* _Exercise aim_:
Look through the records, and wherever the string "icon" turns up, copy out that line.

* _Dataset excerpts_:
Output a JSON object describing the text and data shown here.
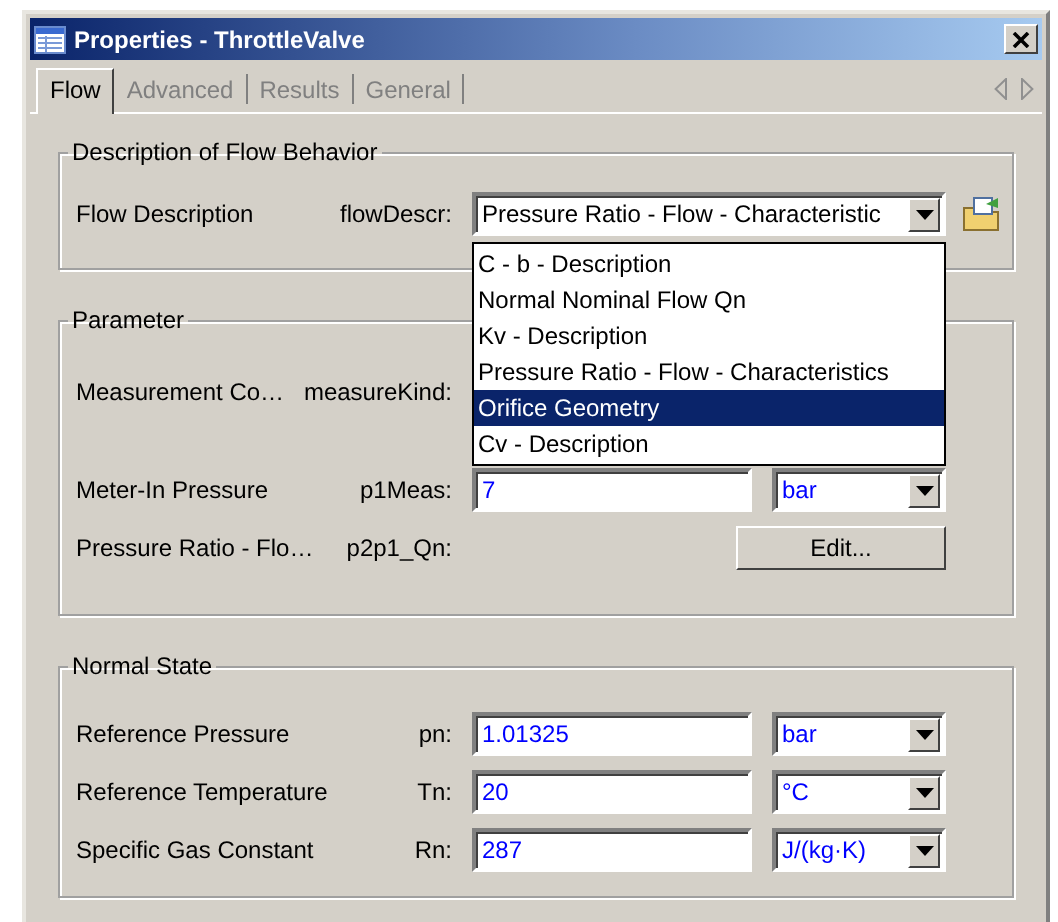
{
  "window": {
    "title": "Properties - ThrottleValve"
  },
  "tabs": [
    {
      "label": "Flow",
      "selected": true
    },
    {
      "label": "Advanced",
      "selected": false
    },
    {
      "label": "Results",
      "selected": false
    },
    {
      "label": "General",
      "selected": false
    }
  ],
  "groups": [
    {
      "title": "Description of Flow Behavior",
      "rows": [
        {
          "kind": "combo",
          "label": "Flow Description",
          "param": "flowDescr:",
          "value": "Pressure Ratio - Flow - Characteristic",
          "dropdown": [
            {
              "label": "C - b - Description",
              "selected": false
            },
            {
              "label": "Normal Nominal Flow Qn",
              "selected": false
            },
            {
              "label": "Kv - Description",
              "selected": false
            },
            {
              "label": "Pressure Ratio - Flow - Characteristics",
              "selected": false
            },
            {
              "label": "Orifice Geometry",
              "selected": true
            },
            {
              "label": "Cv - Description",
              "selected": false
            }
          ]
        }
      ]
    },
    {
      "title": "Parameter",
      "rows": [
        {
          "kind": "covered",
          "label": "Measurement Co…",
          "param": "measureKind:"
        },
        {
          "kind": "value",
          "label": "Meter-In Pressure",
          "param": "p1Meas:",
          "value": "7",
          "unit": "bar"
        },
        {
          "kind": "button",
          "label": "Pressure Ratio - Flo…",
          "param": "p2p1_Qn:",
          "button": "Edit..."
        }
      ]
    },
    {
      "title": "Normal State",
      "rows": [
        {
          "kind": "value",
          "label": "Reference Pressure",
          "param": "pn:",
          "value": "1.01325",
          "unit": "bar"
        },
        {
          "kind": "value",
          "label": "Reference Temperature",
          "param": "Tn:",
          "value": "20",
          "unit": "°C"
        },
        {
          "kind": "value",
          "label": "Specific Gas Constant",
          "param": "Rn:",
          "value": "287",
          "unit": "J/(kg·K)"
        }
      ]
    }
  ]
}
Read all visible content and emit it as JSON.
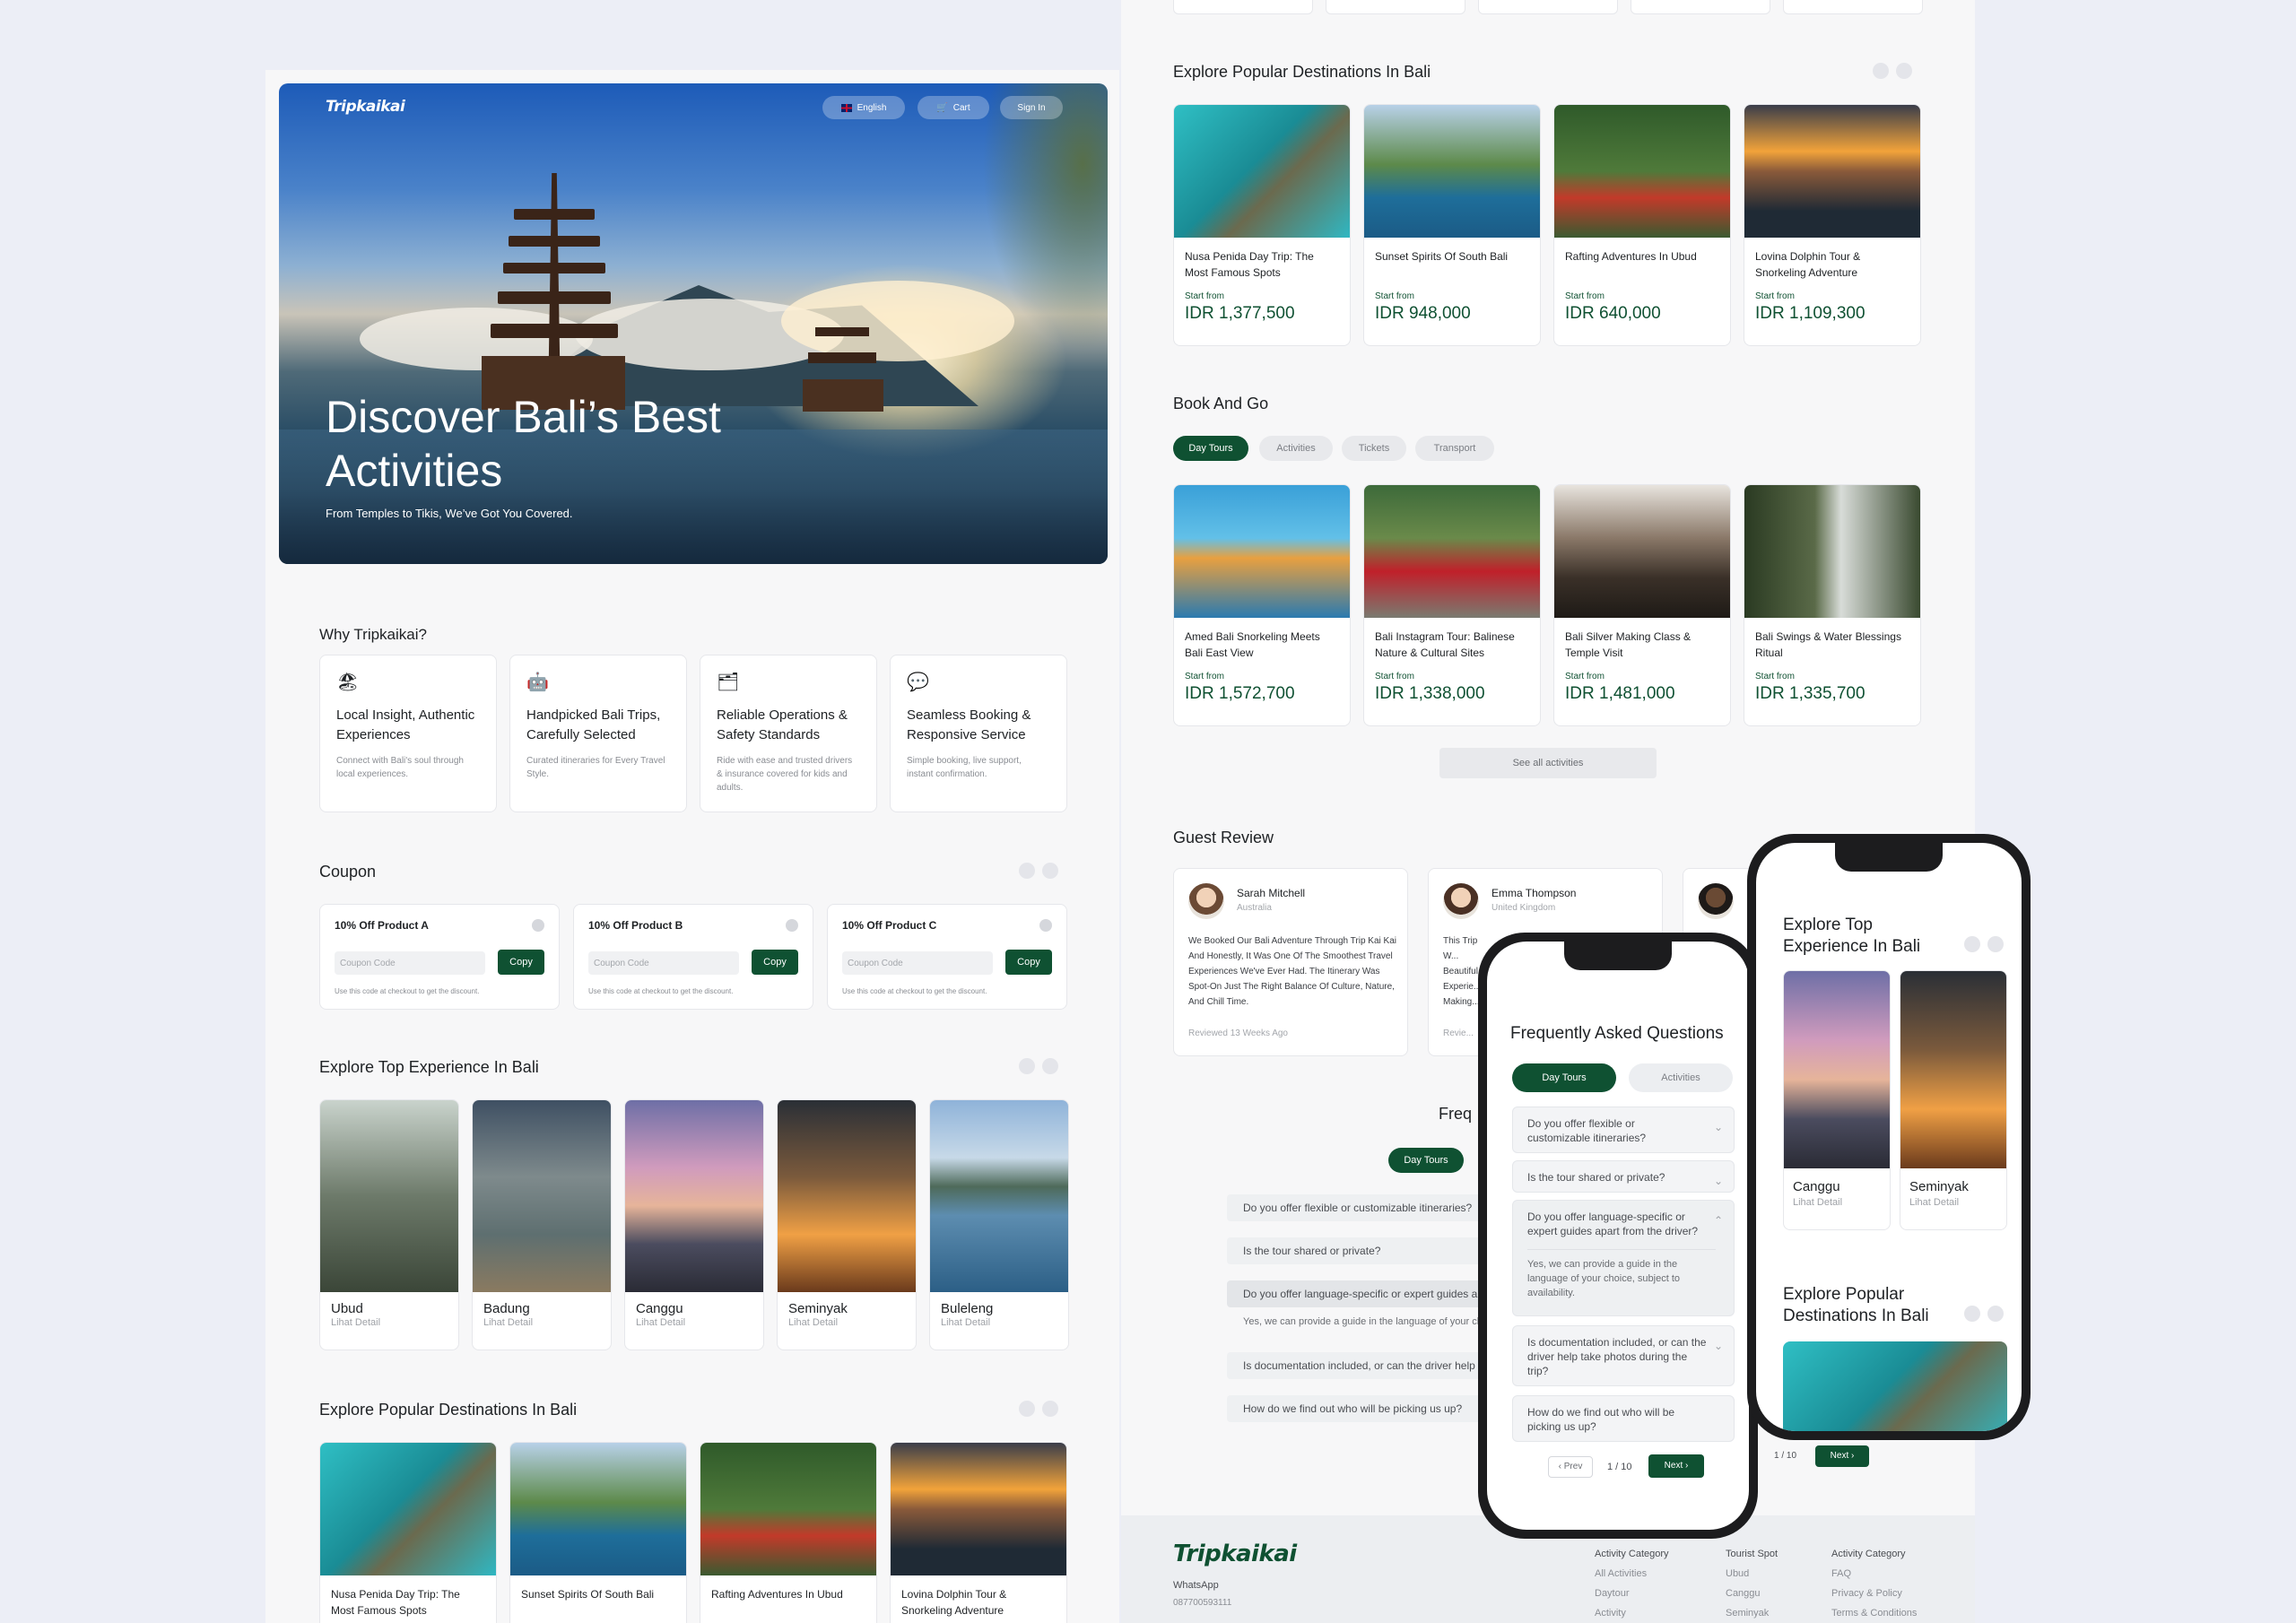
{
  "brand": "Tripkaikai",
  "hero": {
    "language": "English",
    "cart": "Cart",
    "sign_in": "Sign In",
    "title": "Discover Bali’s Best Activities",
    "subtitle": "From Temples to Tikis, We’ve Got You Covered."
  },
  "why": {
    "title": "Why Tripkaikai?",
    "items": [
      {
        "icon": "beach-umbrella-icon",
        "title": "Local Insight, Authentic Experiences",
        "desc": "Connect with Bali's soul through local experiences."
      },
      {
        "icon": "robot-icon",
        "title": "Handpicked Bali Trips, Carefully Selected",
        "desc": "Curated itineraries for Every Travel Style."
      },
      {
        "icon": "card-icon",
        "title": "Reliable Operations & Safety Standards",
        "desc": "Ride with ease and trusted drivers & insurance covered for kids and adults."
      },
      {
        "icon": "chat-icon",
        "title": "Seamless Booking & Responsive Service",
        "desc": "Simple booking, live support, instant confirmation."
      }
    ]
  },
  "coupon": {
    "title": "Coupon",
    "items": [
      {
        "name": "10% Off Product A",
        "placeholder": "Coupon Code",
        "button": "Copy",
        "note": "Use this code at checkout to get the discount."
      },
      {
        "name": "10% Off Product B",
        "placeholder": "Coupon Code",
        "button": "Copy",
        "note": "Use this code at checkout to get the discount."
      },
      {
        "name": "10% Off Product C",
        "placeholder": "Coupon Code",
        "button": "Copy",
        "note": "Use this code at checkout to get the discount."
      }
    ]
  },
  "top_experience": {
    "title": "Explore Top Experience In Bali",
    "items": [
      {
        "name": "Ubud",
        "link": "Lihat Detail"
      },
      {
        "name": "Badung",
        "link": "Lihat Detail"
      },
      {
        "name": "Canggu",
        "link": "Lihat Detail"
      },
      {
        "name": "Seminyak",
        "link": "Lihat Detail"
      },
      {
        "name": "Buleleng",
        "link": "Lihat Detail"
      }
    ]
  },
  "popular": {
    "title": "Explore Popular Destinations In Bali",
    "start_from": "Start from",
    "items": [
      {
        "name": "Nusa Penida Day Trip: The Most Famous Spots",
        "price": "IDR 1,377,500"
      },
      {
        "name": "Sunset Spirits Of South Bali",
        "price": "IDR 948,000"
      },
      {
        "name": "Rafting Adventures In Ubud",
        "price": "IDR 640,000"
      },
      {
        "name": "Lovina Dolphin Tour & Snorkeling Adventure",
        "price": "IDR 1,109,300"
      }
    ]
  },
  "book": {
    "title": "Book And Go",
    "tabs": [
      "Day Tours",
      "Activities",
      "Tickets",
      "Transport"
    ],
    "items": [
      {
        "name": "Amed Bali Snorkeling Meets Bali East View",
        "price": "IDR 1,572,700"
      },
      {
        "name": "Bali Instagram Tour: Balinese Nature & Cultural Sites",
        "price": "IDR 1,338,000"
      },
      {
        "name": "Bali Silver Making Class & Temple Visit",
        "price": "IDR 1,481,000"
      },
      {
        "name": "Bali Swings & Water Blessings Ritual",
        "price": "IDR 1,335,700"
      }
    ],
    "see_all": "See all activities"
  },
  "reviews": {
    "title": "Guest Review",
    "items": [
      {
        "name": "Sarah Mitchell",
        "country": "Australia",
        "text": "We Booked Our Bali Adventure Through Trip Kai Kai And Honestly, It Was One Of The Smoothest Travel Experiences We've Ever Had. The Itinerary Was Spot-On Just The Right Balance Of Culture, Nature, And Chill Time.",
        "date": "Reviewed 13 Weeks Ago"
      },
      {
        "name": "Emma Thompson",
        "country": "United Kingdom",
        "text": "This Trip W... Beautiful... Experie... Making...",
        "date": "Revie..."
      }
    ]
  },
  "faq": {
    "title": "Frequently Asked Questions",
    "tabs": [
      "Day Tours",
      "Activities"
    ],
    "questions": [
      "Do you offer flexible or customizable itineraries?",
      "Is the tour shared or private?",
      "Do you offer language-specific or expert guides apart from the driver?",
      "Is documentation included, or can the driver help take photos during the trip?",
      "How do we find out who will be picking us up?"
    ],
    "answer": "Yes, we can provide a guide in the language of your choice, subject to availability.",
    "pagination": {
      "prev": "Prev",
      "page": "1 / 10",
      "next": "Next"
    }
  },
  "footer": {
    "whatsapp_label": "WhatsApp",
    "whatsapp_number": "087700593111",
    "col1": {
      "title": "Activity Category",
      "items": [
        "All Activities",
        "Daytour",
        "Activity"
      ]
    },
    "col2": {
      "title": "Tourist Spot",
      "items": [
        "Ubud",
        "Canggu",
        "Seminyak"
      ]
    },
    "col3": {
      "title": "Activity Category",
      "items": [
        "FAQ",
        "Privacy & Policy",
        "Terms & Conditions"
      ]
    }
  },
  "mobile": {
    "top_title": "Explore Top Experience In Bali",
    "cards": [
      {
        "name": "Canggu",
        "link": "Lihat Detail"
      },
      {
        "name": "Seminyak",
        "link": "Lihat Detail"
      }
    ],
    "popular_title": "Explore Popular Destinations In Bali",
    "page": "1 / 10",
    "next": "Next"
  }
}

* _Written solution_:
        "icon": "beach-umbrella-icon",
        "icon": "robot-icon",
        "icon": "card-icon",
        "icon": "chat-icon",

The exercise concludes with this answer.